| What you have to do |
The exercise asks you to copy every line below in which "this" appears.
*** Opening of Source records ***
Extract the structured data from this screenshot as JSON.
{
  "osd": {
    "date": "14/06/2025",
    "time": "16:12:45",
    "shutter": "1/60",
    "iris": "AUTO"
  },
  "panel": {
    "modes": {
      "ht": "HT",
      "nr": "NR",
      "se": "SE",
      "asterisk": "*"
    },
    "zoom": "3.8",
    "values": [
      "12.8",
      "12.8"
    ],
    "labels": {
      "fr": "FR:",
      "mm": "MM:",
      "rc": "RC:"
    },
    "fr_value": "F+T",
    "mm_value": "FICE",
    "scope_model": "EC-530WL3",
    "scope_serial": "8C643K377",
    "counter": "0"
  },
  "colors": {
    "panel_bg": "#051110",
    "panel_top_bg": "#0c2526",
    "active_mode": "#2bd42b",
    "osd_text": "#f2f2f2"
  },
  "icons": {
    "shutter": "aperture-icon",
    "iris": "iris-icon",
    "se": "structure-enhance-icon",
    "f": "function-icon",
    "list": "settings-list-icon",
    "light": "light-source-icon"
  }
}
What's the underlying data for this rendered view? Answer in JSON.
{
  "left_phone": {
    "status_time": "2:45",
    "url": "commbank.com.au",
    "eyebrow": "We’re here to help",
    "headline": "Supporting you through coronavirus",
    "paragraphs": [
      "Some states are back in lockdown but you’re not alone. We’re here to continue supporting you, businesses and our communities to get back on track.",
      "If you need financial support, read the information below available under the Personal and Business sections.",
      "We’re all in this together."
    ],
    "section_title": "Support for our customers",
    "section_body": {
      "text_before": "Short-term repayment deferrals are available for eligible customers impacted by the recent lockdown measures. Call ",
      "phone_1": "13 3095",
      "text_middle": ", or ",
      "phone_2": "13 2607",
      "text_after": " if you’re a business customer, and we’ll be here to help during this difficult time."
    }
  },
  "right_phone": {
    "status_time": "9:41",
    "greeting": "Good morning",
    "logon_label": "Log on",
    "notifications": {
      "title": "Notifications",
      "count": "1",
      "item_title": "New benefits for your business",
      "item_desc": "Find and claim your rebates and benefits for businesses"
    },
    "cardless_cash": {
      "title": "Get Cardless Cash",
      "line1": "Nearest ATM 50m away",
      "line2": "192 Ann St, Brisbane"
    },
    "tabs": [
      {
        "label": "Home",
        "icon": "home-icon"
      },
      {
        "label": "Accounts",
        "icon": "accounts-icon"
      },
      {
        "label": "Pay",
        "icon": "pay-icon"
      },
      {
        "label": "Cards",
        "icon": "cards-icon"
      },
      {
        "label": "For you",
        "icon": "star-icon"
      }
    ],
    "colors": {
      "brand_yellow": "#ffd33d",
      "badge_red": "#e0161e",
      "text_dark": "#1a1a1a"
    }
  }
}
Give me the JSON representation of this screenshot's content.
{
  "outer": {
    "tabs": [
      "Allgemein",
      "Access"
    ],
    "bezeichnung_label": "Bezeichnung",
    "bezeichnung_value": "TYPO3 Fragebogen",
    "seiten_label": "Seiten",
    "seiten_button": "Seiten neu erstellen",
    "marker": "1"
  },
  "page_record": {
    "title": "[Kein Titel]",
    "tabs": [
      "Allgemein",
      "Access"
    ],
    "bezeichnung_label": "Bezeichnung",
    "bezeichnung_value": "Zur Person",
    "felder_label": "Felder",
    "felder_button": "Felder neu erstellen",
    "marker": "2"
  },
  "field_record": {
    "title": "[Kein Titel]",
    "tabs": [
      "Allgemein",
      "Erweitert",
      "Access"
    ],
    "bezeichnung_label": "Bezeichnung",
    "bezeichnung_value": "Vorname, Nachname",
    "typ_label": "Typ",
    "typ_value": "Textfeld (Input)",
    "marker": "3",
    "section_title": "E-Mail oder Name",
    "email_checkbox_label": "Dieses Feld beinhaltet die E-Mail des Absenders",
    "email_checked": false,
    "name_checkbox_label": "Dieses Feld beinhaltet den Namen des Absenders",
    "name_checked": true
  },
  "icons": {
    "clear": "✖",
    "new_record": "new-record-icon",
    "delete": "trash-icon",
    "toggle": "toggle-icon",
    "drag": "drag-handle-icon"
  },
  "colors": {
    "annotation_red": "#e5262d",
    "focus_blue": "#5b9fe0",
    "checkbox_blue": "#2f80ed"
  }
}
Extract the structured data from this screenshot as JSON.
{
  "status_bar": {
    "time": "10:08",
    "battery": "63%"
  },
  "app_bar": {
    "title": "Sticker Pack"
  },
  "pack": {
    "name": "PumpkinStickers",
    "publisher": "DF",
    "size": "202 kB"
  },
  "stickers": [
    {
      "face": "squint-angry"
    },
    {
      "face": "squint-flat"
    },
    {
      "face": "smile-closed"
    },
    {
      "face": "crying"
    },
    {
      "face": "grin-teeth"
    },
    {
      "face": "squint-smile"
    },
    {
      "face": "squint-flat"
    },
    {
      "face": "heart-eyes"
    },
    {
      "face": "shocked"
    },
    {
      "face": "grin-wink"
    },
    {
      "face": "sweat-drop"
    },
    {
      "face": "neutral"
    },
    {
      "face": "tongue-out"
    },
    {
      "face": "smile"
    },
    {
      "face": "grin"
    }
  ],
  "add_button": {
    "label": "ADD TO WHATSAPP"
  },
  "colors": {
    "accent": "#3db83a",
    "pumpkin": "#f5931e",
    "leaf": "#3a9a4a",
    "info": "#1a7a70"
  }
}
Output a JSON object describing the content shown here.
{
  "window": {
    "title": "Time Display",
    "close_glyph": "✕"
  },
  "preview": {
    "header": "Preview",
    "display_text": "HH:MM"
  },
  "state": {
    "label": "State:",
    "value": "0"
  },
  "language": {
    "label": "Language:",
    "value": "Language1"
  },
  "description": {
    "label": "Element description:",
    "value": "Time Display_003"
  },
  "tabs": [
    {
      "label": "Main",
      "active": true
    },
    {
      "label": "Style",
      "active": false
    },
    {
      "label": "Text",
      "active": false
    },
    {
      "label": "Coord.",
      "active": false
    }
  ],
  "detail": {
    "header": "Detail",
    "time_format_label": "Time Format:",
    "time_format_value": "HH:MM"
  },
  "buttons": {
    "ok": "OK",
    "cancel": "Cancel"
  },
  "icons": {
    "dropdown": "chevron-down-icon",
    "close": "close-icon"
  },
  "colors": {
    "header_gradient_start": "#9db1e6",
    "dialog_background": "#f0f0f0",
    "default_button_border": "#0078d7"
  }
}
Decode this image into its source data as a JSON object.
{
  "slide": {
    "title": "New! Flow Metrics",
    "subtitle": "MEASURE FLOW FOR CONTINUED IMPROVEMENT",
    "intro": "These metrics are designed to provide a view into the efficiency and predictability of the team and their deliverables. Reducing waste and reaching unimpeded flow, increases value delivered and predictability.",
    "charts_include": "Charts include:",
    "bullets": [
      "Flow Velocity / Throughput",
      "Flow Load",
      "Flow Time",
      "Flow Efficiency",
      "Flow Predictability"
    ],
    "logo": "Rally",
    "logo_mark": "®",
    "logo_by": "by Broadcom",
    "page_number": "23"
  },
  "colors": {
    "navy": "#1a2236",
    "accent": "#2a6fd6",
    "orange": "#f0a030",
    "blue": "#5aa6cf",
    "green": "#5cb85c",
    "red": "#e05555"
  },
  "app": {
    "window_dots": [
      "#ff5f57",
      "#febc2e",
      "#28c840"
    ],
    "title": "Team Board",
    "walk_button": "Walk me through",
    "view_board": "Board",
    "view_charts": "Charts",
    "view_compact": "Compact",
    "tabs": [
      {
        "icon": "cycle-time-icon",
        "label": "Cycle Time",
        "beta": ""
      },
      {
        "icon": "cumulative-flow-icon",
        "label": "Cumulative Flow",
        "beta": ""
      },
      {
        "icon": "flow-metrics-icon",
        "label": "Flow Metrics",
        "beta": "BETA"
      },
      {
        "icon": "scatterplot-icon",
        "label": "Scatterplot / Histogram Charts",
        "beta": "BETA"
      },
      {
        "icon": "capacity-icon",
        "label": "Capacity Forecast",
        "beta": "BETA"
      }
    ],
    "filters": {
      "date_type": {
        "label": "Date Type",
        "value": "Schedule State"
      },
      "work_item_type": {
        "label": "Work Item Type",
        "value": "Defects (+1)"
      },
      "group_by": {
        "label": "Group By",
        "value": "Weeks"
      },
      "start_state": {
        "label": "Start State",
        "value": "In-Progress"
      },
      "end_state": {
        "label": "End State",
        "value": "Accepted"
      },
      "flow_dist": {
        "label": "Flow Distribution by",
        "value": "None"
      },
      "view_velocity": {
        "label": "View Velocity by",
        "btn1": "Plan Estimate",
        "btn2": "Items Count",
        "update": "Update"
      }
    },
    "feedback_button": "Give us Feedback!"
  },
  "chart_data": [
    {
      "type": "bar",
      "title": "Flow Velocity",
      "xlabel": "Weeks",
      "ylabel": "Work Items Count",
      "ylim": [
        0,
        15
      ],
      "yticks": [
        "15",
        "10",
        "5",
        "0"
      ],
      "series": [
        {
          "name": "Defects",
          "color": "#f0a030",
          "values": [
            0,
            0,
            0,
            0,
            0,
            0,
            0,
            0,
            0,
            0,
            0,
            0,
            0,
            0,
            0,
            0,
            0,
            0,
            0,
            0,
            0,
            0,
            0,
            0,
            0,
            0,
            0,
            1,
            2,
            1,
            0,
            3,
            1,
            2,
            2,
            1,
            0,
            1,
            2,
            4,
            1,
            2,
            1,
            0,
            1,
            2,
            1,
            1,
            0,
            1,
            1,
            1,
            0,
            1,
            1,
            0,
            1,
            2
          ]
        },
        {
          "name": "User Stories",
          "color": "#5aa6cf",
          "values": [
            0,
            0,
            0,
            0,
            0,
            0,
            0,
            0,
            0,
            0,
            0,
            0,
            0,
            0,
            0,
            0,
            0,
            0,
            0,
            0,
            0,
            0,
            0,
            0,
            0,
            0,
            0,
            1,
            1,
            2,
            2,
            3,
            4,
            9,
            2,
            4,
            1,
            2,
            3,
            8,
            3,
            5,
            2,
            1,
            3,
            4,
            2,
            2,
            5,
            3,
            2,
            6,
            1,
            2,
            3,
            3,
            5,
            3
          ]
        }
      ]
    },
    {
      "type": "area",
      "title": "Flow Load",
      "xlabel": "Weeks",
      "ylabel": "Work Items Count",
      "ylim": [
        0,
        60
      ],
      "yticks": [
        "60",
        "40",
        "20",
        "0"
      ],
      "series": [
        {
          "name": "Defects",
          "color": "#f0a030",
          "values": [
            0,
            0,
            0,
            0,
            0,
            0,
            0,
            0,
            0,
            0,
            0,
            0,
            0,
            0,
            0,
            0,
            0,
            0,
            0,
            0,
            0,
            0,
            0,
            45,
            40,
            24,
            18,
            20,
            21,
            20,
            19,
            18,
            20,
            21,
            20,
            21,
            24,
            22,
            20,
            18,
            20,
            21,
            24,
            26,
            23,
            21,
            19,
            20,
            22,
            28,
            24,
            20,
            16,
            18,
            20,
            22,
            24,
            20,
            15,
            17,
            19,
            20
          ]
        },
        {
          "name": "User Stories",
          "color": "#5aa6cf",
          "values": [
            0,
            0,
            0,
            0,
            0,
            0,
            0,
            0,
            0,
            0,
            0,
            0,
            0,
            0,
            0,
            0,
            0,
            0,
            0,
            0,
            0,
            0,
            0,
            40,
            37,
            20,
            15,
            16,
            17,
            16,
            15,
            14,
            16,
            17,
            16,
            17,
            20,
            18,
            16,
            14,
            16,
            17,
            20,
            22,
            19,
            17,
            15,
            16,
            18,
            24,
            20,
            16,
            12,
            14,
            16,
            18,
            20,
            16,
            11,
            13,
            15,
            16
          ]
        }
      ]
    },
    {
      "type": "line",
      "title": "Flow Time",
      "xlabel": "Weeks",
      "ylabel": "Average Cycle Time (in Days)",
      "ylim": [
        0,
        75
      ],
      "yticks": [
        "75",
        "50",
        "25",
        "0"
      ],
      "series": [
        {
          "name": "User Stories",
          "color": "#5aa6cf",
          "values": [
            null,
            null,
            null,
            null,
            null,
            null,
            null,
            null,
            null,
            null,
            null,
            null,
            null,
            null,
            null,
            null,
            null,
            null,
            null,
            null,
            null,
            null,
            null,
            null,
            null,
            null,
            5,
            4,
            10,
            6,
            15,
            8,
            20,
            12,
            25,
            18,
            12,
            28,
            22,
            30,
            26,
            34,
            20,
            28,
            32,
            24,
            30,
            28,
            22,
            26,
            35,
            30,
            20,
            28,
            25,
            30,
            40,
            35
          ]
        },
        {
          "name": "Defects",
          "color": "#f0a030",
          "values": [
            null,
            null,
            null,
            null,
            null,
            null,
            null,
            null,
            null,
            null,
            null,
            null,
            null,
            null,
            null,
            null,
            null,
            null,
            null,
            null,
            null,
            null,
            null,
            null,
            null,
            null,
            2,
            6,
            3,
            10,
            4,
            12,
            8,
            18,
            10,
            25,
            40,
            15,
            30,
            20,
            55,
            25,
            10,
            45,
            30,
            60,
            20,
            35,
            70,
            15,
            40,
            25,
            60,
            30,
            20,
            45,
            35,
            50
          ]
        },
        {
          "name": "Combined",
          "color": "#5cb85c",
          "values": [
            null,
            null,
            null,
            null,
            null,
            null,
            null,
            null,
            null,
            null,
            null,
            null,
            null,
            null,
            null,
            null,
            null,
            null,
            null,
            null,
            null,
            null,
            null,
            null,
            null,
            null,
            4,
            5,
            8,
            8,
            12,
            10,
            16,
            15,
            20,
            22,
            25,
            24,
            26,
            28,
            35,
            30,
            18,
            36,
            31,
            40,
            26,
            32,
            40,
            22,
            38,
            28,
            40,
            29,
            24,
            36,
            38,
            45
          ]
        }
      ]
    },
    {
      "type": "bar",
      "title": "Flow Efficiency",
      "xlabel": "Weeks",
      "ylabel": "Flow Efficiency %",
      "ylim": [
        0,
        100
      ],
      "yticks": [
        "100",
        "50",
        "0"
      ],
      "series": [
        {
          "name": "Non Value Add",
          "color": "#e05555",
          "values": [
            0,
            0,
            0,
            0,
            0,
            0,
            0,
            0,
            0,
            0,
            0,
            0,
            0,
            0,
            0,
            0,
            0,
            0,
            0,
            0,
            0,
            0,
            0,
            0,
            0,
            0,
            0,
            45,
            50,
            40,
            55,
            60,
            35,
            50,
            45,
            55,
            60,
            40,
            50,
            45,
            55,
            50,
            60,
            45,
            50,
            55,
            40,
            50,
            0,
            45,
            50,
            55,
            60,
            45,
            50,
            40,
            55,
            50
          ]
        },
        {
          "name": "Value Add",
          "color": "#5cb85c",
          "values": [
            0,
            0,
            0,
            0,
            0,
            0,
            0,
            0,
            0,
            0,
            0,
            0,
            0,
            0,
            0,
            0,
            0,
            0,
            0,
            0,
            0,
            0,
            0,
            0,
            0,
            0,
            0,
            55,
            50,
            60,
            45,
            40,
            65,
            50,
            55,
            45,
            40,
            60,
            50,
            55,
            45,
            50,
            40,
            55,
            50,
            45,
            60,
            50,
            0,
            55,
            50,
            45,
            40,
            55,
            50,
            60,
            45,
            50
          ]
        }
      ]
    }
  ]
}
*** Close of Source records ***
| Solution to the exercise |
Extract the structured data from this screenshot as JSON.
What's the underlying data for this rendered view? Answer in JSON.
      "We’re all in this together."
      "text_after": " if you’re a business customer, and we’ll be here to help during this difficult time."
Give me the JSON representation of this screenshot's content.
Extract the structured data from this screenshot as JSON.
Decode this image into its source data as a JSON object.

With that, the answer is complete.